### Listed records

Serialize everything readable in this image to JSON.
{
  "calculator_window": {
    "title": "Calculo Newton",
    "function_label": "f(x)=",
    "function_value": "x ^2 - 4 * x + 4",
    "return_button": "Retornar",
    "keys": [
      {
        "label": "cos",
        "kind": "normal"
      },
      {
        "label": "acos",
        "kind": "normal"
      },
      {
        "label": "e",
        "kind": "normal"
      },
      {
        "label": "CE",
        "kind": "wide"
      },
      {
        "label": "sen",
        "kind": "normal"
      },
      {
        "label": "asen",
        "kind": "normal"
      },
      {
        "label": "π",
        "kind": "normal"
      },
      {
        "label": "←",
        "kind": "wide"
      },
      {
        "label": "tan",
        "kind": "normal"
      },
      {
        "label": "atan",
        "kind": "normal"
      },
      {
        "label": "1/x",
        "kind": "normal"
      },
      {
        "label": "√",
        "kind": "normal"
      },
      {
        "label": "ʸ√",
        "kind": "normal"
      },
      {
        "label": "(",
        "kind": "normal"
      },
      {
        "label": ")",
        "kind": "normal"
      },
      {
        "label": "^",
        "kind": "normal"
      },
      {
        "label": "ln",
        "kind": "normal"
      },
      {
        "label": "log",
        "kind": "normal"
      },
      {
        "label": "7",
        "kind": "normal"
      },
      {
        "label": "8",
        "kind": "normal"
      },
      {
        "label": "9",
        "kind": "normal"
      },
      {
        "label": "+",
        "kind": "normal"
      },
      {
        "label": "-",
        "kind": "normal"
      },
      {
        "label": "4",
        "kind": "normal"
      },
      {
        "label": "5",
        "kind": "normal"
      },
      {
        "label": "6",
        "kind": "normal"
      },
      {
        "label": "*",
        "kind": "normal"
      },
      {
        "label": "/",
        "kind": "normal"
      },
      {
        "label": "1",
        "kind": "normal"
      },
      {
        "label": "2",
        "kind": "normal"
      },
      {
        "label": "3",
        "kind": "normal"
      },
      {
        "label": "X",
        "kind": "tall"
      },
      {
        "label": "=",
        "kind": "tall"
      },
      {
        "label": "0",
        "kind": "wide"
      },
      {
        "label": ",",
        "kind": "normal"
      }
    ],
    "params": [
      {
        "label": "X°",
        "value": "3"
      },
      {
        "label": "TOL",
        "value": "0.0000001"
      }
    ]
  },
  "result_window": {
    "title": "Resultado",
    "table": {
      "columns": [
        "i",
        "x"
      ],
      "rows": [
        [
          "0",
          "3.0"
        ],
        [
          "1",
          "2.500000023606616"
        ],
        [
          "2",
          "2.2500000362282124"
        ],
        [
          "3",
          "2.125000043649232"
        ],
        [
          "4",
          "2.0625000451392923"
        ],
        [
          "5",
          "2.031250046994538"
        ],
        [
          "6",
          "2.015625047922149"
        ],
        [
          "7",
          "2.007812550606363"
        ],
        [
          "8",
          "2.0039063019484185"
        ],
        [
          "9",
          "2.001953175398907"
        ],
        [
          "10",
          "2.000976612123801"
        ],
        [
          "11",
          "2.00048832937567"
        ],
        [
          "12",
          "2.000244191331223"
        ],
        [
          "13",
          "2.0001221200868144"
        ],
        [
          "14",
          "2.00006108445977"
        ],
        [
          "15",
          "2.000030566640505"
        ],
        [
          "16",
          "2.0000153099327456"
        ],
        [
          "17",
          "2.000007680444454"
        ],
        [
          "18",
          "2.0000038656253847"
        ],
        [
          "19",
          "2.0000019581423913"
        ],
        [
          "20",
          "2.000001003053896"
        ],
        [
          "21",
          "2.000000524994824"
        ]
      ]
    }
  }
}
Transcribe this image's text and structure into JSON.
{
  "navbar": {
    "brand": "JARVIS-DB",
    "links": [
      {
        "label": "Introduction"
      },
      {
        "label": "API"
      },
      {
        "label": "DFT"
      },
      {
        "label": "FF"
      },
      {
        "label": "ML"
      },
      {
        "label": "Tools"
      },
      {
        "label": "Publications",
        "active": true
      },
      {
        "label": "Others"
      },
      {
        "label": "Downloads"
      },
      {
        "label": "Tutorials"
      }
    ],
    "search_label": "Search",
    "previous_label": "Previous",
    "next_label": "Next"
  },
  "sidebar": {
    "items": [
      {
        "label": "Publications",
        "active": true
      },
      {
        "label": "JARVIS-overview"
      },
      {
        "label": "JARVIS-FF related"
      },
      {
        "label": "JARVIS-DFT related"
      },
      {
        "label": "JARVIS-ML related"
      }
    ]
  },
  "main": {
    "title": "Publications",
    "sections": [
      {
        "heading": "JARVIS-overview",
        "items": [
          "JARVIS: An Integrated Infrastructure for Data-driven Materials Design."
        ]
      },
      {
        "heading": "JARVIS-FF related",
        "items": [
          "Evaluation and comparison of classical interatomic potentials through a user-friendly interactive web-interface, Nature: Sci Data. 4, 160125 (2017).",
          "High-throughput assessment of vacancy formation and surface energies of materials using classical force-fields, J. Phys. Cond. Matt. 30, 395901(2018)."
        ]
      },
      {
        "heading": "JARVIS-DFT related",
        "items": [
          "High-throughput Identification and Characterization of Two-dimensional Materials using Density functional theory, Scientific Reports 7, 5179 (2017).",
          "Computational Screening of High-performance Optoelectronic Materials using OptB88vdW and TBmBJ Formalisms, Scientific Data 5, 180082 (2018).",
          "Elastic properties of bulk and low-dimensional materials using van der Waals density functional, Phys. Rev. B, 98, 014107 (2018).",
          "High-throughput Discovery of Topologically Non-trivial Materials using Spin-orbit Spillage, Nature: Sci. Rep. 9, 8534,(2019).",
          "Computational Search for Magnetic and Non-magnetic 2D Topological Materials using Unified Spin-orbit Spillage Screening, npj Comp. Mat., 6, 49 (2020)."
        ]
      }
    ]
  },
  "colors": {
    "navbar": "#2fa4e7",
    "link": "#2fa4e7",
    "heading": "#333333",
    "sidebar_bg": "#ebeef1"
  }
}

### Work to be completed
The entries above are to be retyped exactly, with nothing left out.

### Answer for this exercise
Serialize everything readable in this image to JSON.
{
  "calculator_window": {
    "title": "Calculo Newton",
    "function_label": "f(x)=",
    "function_value": "x ^2 - 4 * x + 4",
    "return_button": "Retornar",
    "keys": [
      {
        "label": "cos",
        "kind": "normal"
      },
      {
        "label": "acos",
        "kind": "normal"
      },
      {
        "label": "e",
        "kind": "normal"
      },
      {
        "label": "CE",
        "kind": "wide"
      },
      {
        "label": "sen",
        "kind": "normal"
      },
      {
        "label": "asen",
        "kind": "normal"
      },
      {
        "label": "π",
        "kind": "normal"
      },
      {
        "label": "←",
        "kind": "wide"
      },
      {
        "label": "tan",
        "kind": "normal"
      },
      {
        "label": "atan",
        "kind": "normal"
      },
      {
        "label": "1/x",
        "kind": "normal"
      },
      {
        "label": "√",
        "kind": "normal"
      },
      {
        "label": "ʸ√",
        "kind": "normal"
      },
      {
        "label": "(",
        "kind": "normal"
      },
      {
        "label": ")",
        "kind": "normal"
      },
      {
        "label": "^",
        "kind": "normal"
      },
      {
        "label": "ln",
        "kind": "normal"
      },
      {
        "label": "log",
        "kind": "normal"
      },
      {
        "label": "7",
        "kind": "normal"
      },
      {
        "label": "8",
        "kind": "normal"
      },
      {
        "label": "9",
        "kind": "normal"
      },
      {
        "label": "+",
        "kind": "normal"
      },
      {
        "label": "-",
        "kind": "normal"
      },
      {
        "label": "4",
        "kind": "normal"
      },
      {
        "label": "5",
        "kind": "normal"
      },
      {
        "label": "6",
        "kind": "normal"
      },
      {
        "label": "*",
        "kind": "normal"
      },
      {
        "label": "/",
        "kind": "normal"
      },
      {
        "label": "1",
        "kind": "normal"
      },
      {
        "label": "2",
        "kind": "normal"
      },
      {
        "label": "3",
        "kind": "normal"
      },
      {
        "label": "X",
        "kind": "tall"
      },
      {
        "label": "=",
        "kind": "tall"
      },
      {
        "label": "0",
        "kind": "wide"
      },
      {
        "label": ",",
        "kind": "normal"
      }
    ],
    "params": [
      {
        "label": "X°",
        "value": "3"
      },
      {
        "label": "TOL",
        "value": "0.0000001"
      }
    ]
  },
  "result_window": {
    "title": "Resultado",
    "table": {
      "columns": [
        "i",
        "x"
      ],
      "rows": [
        [
          "0",
          "3.0"
        ],
        [
          "1",
          "2.500000023606616"
        ],
        [
          "2",
          "2.2500000362282124"
        ],
        [
          "3",
          "2.125000043649232"
        ],
        [
          "4",
          "2.0625000451392923"
        ],
        [
          "5",
          "2.031250046994538"
        ],
        [
          "6",
          "2.015625047922149"
        ],
        [
          "7",
          "2.007812550606363"
        ],
        [
          "8",
          "2.0039063019484185"
        ],
        [
          "9",
          "2.001953175398907"
        ],
        [
          "10",
          "2.000976612123801"
        ],
        [
          "11",
          "2.00048832937567"
        ],
        [
          "12",
          "2.000244191331223"
        ],
        [
          "13",
          "2.0001221200868144"
        ],
        [
          "14",
          "2.00006108445977"
        ],
        [
          "15",
          "2.000030566640505"
        ],
        [
          "16",
          "2.0000153099327456"
        ],
        [
          "17",
          "2.000007680444454"
        ],
        [
          "18",
          "2.0000038656253847"
        ],
        [
          "19",
          "2.0000019581423913"
        ],
        [
          "20",
          "2.000001003053896"
        ],
        [
          "21",
          "2.000000524994824"
        ]
      ]
    }
  }
}
Transcribe this image's text and structure into JSON.
{
  "navbar": {
    "brand": "JARVIS-DB",
    "links": [
      {
        "label": "Introduction"
      },
      {
        "label": "API"
      },
      {
        "label": "DFT"
      },
      {
        "label": "FF"
      },
      {
        "label": "ML"
      },
      {
        "label": "Tools"
      },
      {
        "label": "Publications",
        "active": true
      },
      {
        "label": "Others"
      },
      {
        "label": "Downloads"
      },
      {
        "label": "Tutorials"
      }
    ],
    "search_label": "Search",
    "previous_label": "Previous",
    "next_label": "Next"
  },
  "sidebar": {
    "items": [
      {
        "label": "Publications",
        "active": true
      },
      {
        "label": "JARVIS-overview"
      },
      {
        "label": "JARVIS-FF related"
      },
      {
        "label": "JARVIS-DFT related"
      },
      {
        "label": "JARVIS-ML related"
      }
    ]
  },
  "main": {
    "title": "Publications",
    "sections": [
      {
        "heading": "JARVIS-overview",
        "items": [
          "JARVIS: An Integrated Infrastructure for Data-driven Materials Design."
        ]
      },
      {
        "heading": "JARVIS-FF related",
        "items": [
          "Evaluation and comparison of classical interatomic potentials through a user-friendly interactive web-interface, Nature: Sci Data. 4, 160125 (2017).",
          "High-throughput assessment of vacancy formation and surface energies of materials using classical force-fields, J. Phys. Cond. Matt. 30, 395901(2018)."
        ]
      },
      {
        "heading": "JARVIS-DFT related",
        "items": [
          "High-throughput Identification and Characterization of Two-dimensional Materials using Density functional theory, Scientific Reports 7, 5179 (2017).",
          "Computational Screening of High-performance Optoelectronic Materials using OptB88vdW and TBmBJ Formalisms, Scientific Data 5, 180082 (2018).",
          "Elastic properties of bulk and low-dimensional materials using van der Waals density functional, Phys. Rev. B, 98, 014107 (2018).",
          "High-throughput Discovery of Topologically Non-trivial Materials using Spin-orbit Spillage, Nature: Sci. Rep. 9, 8534,(2019).",
          "Computational Search for Magnetic and Non-magnetic 2D Topological Materials using Unified Spin-orbit Spillage Screening, npj Comp. Mat., 6, 49 (2020)."
        ]
      }
    ]
  },
  "colors": {
    "navbar": "#2fa4e7",
    "link": "#2fa4e7",
    "heading": "#333333",
    "sidebar_bg": "#ebeef1"
  }
}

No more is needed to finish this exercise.